Task statement:
Report only the number of lines below in which the string "Parallax" appears.

(Items from an interface collection)

——

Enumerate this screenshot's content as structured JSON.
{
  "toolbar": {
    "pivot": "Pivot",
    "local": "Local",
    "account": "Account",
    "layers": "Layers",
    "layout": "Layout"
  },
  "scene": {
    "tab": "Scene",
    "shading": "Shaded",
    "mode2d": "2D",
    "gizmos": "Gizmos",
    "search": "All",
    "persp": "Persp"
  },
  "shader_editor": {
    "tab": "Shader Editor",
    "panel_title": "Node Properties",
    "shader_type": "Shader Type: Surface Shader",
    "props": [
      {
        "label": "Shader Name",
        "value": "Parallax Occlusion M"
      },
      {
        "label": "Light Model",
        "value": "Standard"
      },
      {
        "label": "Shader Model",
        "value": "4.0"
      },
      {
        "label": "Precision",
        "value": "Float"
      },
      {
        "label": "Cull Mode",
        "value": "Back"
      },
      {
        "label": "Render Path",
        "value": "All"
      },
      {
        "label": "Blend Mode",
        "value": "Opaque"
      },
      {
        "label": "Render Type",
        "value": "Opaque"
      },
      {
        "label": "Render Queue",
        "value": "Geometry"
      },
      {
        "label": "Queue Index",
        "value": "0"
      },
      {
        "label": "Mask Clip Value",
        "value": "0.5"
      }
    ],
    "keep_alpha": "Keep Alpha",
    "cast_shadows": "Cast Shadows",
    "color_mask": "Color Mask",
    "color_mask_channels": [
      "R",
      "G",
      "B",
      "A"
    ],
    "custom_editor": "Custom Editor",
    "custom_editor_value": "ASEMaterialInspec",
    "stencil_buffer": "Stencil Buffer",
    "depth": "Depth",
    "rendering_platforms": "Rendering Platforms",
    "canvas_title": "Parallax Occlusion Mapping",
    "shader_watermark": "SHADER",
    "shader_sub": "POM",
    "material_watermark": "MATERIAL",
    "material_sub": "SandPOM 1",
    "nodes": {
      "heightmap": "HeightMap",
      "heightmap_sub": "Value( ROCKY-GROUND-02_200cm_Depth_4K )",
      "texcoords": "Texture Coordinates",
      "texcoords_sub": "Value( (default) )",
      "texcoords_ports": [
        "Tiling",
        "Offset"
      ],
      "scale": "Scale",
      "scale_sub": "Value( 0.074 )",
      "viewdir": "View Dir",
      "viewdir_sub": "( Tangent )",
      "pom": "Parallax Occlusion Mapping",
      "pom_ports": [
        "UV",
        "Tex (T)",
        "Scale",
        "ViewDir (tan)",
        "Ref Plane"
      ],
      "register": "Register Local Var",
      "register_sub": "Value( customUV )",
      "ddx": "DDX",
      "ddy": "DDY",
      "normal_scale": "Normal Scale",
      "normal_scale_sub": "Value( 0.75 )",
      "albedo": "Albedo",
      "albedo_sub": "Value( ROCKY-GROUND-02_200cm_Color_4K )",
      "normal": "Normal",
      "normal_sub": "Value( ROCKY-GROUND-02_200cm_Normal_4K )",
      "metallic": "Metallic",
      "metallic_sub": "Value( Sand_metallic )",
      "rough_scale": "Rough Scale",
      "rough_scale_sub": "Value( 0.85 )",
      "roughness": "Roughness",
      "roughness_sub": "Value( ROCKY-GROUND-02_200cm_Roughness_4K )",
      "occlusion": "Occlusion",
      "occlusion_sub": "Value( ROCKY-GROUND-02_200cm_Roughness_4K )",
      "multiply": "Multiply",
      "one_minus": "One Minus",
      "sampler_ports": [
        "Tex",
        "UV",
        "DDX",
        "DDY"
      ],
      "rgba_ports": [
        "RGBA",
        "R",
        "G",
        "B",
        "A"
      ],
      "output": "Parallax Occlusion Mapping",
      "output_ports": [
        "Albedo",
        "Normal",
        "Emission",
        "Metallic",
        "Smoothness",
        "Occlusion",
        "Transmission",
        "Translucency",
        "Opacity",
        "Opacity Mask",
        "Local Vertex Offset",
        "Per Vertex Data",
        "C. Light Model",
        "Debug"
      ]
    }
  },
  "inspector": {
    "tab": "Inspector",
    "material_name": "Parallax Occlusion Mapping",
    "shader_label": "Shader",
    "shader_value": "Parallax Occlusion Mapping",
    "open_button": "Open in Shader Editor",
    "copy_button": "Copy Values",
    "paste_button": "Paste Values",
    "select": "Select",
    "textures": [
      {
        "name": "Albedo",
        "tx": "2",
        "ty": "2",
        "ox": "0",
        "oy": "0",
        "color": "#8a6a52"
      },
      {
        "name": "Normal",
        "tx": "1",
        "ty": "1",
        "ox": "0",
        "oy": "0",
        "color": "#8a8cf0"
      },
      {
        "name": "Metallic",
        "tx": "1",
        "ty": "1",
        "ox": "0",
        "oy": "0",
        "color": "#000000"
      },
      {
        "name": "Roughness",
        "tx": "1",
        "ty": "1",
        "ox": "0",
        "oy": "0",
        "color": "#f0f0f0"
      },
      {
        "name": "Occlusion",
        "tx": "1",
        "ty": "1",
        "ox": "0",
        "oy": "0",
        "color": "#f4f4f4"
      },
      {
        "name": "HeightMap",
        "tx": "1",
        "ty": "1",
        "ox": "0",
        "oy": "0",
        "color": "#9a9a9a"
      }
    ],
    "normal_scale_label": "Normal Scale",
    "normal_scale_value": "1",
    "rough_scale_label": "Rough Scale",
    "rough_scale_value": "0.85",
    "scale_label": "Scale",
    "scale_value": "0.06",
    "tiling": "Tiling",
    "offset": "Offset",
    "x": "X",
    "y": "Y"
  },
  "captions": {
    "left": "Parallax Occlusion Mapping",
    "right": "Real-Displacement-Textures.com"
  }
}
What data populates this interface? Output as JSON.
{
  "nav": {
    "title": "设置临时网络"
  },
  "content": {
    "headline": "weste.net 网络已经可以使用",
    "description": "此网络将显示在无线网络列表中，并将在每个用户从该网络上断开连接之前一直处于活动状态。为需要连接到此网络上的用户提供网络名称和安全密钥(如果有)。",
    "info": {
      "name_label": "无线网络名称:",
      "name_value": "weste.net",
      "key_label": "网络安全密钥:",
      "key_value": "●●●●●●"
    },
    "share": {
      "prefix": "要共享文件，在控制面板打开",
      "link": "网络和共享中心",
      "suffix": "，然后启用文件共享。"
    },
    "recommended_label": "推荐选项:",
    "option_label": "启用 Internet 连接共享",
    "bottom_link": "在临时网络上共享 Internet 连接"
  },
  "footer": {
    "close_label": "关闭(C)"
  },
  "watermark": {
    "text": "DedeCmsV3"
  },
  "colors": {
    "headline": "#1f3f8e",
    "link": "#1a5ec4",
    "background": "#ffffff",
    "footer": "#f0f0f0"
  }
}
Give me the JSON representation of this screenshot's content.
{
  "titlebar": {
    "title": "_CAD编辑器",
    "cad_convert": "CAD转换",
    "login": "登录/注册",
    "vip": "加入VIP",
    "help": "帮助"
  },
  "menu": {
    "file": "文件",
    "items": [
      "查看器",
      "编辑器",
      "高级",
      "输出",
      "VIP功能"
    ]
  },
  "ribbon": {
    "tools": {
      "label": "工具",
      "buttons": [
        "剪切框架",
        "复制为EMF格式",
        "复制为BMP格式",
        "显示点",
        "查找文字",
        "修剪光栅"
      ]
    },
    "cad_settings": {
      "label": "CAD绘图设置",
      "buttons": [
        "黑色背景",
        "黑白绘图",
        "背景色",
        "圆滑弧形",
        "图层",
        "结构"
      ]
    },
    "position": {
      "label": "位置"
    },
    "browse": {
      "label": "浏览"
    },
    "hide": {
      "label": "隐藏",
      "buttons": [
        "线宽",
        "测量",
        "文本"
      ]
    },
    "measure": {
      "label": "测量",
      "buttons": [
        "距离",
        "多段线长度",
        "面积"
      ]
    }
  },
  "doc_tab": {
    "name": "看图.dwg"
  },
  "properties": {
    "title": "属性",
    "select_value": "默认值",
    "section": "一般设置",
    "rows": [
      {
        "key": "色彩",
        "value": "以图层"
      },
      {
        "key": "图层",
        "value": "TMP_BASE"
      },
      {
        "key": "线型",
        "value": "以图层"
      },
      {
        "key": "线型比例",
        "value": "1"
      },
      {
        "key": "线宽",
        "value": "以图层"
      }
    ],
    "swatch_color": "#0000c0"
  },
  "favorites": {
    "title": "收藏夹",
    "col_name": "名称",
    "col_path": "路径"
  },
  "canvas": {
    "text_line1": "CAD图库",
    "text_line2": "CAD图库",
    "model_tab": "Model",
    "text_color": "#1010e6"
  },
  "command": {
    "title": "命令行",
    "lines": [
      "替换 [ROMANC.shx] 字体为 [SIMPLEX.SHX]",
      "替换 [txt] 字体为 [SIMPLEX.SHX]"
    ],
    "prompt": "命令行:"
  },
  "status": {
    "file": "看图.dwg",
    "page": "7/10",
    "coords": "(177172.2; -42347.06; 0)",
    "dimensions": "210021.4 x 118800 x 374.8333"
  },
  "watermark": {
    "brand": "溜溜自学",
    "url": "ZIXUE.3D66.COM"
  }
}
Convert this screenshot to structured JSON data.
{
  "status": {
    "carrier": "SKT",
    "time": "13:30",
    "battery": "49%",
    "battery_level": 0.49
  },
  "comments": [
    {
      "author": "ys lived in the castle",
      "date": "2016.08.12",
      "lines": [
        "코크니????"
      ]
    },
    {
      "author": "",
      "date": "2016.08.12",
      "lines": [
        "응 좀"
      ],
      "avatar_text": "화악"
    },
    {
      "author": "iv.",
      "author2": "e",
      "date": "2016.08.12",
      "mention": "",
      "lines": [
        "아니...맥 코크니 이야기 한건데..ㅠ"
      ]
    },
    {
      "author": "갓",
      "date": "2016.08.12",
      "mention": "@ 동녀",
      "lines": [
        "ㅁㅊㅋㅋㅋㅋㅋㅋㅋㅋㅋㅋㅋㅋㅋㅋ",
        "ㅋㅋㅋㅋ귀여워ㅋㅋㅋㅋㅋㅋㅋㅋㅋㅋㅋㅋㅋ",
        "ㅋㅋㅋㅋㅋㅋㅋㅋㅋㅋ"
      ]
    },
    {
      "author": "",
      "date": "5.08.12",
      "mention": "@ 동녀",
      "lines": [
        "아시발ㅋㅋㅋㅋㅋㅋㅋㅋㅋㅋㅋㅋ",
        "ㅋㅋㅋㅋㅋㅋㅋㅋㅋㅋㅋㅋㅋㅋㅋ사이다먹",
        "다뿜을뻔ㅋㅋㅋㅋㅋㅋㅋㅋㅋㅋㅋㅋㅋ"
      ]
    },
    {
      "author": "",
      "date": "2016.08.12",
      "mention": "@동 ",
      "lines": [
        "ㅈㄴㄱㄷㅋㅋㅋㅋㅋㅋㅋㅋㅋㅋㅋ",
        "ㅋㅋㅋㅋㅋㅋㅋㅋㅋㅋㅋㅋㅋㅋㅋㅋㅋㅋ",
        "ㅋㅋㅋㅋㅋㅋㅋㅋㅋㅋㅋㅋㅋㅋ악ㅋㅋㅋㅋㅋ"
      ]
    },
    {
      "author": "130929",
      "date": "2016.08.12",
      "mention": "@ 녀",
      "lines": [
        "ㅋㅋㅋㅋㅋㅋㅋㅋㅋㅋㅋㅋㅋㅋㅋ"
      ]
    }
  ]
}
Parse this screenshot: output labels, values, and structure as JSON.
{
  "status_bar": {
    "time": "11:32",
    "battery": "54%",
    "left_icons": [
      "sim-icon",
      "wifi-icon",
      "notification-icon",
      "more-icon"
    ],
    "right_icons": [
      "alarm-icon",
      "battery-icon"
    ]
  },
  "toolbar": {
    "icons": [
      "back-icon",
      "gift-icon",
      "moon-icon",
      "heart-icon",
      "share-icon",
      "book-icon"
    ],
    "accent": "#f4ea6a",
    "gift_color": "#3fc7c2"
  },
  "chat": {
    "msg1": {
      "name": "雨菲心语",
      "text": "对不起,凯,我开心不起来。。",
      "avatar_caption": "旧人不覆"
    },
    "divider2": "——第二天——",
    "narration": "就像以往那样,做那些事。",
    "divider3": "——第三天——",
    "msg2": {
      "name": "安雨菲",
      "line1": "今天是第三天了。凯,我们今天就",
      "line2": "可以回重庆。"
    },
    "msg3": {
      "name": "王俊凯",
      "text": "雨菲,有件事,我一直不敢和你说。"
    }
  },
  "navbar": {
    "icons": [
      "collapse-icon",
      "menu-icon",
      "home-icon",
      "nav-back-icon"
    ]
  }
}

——

Output for this task:
7